When their motorcycle engines kept failing due to hard, ferrous contaminants, two Brits invented the Magnom filter. Its simple design uses no moving parts.
Instead, magnetic fields capture ferrous and nonferrous objects as small as 1 m. Though originally intended to keep fuel systems clean, it is now used on hydraulics, transmissions, and lubrication systems as well. The filter is distributed by FCS, Warwick, England (www.magnom.com).

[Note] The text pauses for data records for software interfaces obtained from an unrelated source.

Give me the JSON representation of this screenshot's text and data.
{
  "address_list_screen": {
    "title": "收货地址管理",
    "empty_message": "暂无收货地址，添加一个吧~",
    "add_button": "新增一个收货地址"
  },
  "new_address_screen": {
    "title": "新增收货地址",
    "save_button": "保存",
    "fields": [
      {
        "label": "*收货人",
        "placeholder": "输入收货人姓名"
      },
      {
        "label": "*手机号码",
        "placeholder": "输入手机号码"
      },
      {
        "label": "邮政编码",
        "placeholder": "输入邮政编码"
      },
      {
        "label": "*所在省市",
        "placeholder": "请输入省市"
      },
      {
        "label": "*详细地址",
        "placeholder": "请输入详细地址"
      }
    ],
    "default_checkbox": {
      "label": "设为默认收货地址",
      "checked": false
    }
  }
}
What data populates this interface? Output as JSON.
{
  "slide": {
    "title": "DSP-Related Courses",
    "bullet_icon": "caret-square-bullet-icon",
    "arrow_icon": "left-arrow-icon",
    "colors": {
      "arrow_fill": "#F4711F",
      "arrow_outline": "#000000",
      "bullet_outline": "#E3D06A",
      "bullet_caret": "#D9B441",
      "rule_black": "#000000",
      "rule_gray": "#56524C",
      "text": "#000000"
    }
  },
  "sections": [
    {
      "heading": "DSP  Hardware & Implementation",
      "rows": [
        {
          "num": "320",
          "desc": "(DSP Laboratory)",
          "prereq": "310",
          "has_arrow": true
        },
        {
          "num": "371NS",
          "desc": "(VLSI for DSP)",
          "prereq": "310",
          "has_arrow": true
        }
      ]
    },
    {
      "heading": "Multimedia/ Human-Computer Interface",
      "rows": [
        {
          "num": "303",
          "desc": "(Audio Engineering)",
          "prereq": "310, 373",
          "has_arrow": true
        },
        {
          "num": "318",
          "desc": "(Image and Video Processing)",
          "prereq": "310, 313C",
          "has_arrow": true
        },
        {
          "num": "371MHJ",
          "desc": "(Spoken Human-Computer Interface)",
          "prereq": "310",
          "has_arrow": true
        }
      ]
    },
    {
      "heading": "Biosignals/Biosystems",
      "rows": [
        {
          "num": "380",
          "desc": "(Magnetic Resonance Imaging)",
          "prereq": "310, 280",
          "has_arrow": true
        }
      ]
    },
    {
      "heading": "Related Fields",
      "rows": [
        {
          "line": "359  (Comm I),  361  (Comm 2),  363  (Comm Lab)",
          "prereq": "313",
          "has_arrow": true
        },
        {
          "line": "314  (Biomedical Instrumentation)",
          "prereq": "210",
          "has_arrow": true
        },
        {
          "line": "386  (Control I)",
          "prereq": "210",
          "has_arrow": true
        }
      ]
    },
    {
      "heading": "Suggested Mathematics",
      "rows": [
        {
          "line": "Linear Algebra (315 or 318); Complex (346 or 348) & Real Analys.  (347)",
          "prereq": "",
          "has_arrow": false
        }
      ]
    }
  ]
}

The device has wide flow channels between stacks of plates that let fluids pass with minimal pressure drop. A magnet draws ferrous and nonferrous contaminants into collection zones between the plates. (The filter collects nonferrous particles if ferrous ones are present in a process called heterocoagulation.) These zones hold significantly more contaminant than conventional filters and without obstructing flow. Therefore, the Magnom operates for long periods without service and is easily cleaned and reused. It cannot puncture and dump contaminants into the system. And it works with fluid flowing in either direction, and even both directions if it is a pulsing system. The filter withstands fluid pressures to 140 bar, flows up to 500-liters/min, viscosities to 10,0000 cST, and temperatures to 350°C.